Description of the task: In the listing below, find each line holding "Science" and copy it.

Data provided:
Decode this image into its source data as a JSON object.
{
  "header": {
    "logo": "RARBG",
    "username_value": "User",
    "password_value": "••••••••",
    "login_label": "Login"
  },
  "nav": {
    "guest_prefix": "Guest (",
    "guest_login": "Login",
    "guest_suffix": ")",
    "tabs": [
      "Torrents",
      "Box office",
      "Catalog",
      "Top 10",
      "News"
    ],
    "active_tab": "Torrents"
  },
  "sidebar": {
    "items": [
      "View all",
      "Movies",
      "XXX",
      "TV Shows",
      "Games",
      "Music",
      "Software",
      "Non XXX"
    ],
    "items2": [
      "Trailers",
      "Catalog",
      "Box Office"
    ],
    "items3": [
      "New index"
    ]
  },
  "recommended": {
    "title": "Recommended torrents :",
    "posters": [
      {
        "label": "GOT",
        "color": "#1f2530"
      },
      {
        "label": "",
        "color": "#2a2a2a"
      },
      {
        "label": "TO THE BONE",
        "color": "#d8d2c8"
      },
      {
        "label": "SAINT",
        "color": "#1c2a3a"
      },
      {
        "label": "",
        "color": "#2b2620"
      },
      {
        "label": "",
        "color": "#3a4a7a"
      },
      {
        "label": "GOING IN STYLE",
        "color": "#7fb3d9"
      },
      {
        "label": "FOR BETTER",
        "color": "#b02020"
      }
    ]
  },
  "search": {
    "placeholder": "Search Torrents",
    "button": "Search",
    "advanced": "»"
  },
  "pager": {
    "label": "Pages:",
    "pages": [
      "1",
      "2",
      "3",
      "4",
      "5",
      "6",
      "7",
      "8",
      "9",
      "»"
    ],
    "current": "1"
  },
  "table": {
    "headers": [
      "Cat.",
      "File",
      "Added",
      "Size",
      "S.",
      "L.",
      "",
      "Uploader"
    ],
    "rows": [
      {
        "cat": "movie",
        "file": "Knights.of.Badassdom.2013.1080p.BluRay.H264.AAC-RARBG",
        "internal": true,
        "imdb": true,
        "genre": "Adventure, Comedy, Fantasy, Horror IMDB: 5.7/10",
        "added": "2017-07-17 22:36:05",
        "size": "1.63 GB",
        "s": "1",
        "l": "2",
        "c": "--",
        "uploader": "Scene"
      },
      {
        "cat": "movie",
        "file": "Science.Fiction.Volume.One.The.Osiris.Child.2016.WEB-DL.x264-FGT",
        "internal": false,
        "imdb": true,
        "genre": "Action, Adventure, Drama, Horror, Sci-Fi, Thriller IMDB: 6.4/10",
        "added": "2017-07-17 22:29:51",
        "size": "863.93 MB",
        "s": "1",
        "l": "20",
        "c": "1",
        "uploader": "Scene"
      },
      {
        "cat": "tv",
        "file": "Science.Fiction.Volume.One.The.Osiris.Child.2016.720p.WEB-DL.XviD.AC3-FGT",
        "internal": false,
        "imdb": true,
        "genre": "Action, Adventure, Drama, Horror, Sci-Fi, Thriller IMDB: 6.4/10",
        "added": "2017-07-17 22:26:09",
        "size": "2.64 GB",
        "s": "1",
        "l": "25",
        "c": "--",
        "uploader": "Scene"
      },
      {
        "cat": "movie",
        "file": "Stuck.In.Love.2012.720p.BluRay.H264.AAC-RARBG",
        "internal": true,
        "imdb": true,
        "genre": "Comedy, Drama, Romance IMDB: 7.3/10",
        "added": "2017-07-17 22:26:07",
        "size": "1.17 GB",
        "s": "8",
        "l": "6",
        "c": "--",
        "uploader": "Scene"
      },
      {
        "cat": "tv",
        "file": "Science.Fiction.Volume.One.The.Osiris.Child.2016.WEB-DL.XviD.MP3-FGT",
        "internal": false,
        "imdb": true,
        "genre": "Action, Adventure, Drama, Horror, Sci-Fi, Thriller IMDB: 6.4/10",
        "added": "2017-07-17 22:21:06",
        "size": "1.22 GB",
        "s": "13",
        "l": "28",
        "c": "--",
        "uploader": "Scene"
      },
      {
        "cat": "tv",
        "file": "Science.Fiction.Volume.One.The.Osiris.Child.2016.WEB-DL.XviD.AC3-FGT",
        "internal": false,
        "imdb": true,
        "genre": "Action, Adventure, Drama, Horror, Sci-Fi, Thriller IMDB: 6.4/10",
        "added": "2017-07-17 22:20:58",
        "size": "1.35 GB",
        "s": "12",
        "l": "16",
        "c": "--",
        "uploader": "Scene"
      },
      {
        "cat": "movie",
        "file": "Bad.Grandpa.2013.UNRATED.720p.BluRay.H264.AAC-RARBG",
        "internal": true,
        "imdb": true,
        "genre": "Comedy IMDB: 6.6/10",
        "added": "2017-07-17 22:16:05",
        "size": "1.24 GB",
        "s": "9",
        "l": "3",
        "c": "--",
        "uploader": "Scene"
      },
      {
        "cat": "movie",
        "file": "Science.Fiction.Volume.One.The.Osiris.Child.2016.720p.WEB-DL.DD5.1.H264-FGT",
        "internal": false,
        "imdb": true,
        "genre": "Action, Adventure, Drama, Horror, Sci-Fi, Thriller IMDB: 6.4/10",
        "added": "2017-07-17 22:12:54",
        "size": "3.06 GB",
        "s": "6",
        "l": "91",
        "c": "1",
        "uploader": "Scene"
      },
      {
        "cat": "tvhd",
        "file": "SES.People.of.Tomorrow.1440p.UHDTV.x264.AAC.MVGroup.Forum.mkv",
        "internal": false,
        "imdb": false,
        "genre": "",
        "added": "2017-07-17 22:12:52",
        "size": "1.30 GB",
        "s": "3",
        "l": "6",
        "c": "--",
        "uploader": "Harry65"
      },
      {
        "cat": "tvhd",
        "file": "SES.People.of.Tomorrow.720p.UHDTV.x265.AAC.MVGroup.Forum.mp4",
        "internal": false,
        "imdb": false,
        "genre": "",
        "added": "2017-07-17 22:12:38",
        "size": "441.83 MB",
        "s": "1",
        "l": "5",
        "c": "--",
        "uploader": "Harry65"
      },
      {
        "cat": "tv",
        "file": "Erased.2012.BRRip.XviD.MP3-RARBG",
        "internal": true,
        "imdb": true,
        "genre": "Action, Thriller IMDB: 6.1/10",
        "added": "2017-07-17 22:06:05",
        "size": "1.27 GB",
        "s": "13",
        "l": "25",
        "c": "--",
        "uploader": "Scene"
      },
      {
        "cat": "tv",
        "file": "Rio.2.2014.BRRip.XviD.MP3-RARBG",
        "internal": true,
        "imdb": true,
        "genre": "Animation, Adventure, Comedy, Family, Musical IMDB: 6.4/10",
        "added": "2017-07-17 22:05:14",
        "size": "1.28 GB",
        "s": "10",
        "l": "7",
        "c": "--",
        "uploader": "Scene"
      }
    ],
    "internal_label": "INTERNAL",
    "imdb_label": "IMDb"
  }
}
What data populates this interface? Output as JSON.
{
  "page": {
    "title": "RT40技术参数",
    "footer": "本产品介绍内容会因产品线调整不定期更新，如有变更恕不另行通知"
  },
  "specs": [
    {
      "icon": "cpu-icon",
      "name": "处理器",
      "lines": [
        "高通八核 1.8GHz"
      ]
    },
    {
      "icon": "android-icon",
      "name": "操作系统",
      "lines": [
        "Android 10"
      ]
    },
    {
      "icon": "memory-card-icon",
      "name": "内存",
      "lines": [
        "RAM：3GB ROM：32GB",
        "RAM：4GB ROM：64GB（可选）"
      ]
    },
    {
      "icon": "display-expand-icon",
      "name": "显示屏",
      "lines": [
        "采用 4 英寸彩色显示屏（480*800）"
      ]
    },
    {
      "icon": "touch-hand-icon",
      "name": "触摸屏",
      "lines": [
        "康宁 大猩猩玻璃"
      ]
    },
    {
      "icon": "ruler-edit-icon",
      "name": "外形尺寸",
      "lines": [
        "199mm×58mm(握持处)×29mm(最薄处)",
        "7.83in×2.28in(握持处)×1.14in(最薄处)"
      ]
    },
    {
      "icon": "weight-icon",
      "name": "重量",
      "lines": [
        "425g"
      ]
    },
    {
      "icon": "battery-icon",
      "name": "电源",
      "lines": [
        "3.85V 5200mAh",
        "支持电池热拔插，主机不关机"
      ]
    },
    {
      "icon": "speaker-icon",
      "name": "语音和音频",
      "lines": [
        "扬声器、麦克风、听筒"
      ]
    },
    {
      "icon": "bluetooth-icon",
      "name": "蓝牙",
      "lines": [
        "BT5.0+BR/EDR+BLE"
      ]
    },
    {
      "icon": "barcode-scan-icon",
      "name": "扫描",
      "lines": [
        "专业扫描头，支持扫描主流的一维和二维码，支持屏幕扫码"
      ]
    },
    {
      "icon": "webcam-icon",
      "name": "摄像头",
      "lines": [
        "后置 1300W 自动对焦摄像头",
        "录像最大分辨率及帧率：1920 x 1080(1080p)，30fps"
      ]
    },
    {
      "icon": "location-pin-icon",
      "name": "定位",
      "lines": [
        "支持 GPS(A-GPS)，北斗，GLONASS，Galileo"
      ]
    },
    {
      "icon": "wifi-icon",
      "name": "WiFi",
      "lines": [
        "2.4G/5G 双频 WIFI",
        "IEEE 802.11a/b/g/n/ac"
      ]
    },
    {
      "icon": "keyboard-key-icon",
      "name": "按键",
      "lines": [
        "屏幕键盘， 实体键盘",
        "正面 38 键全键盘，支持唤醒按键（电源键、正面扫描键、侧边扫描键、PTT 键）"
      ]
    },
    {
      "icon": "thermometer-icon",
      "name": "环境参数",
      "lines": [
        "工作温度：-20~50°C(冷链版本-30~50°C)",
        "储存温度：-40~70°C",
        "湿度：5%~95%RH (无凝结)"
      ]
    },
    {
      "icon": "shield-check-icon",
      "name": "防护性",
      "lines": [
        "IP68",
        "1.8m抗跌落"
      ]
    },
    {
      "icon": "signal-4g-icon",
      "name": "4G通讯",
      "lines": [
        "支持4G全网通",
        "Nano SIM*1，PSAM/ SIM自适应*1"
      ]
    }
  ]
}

Finished exercise:
        "file": "Science.Fiction.Volume.One.The.Osiris.Child.2016.WEB-DL.x264-FGT",
        "file": "Science.Fiction.Volume.One.The.Osiris.Child.2016.720p.WEB-DL.XviD.AC3-FGT",
        "file": "Science.Fiction.Volume.One.The.Osiris.Child.2016.WEB-DL.XviD.MP3-FGT",
        "file": "Science.Fiction.Volume.One.The.Osiris.Child.2016.WEB-DL.XviD.AC3-FGT",
        "file": "Science.Fiction.Volume.One.The.Osiris.Child.2016.720p.WEB-DL.DD5.1.H264-FGT",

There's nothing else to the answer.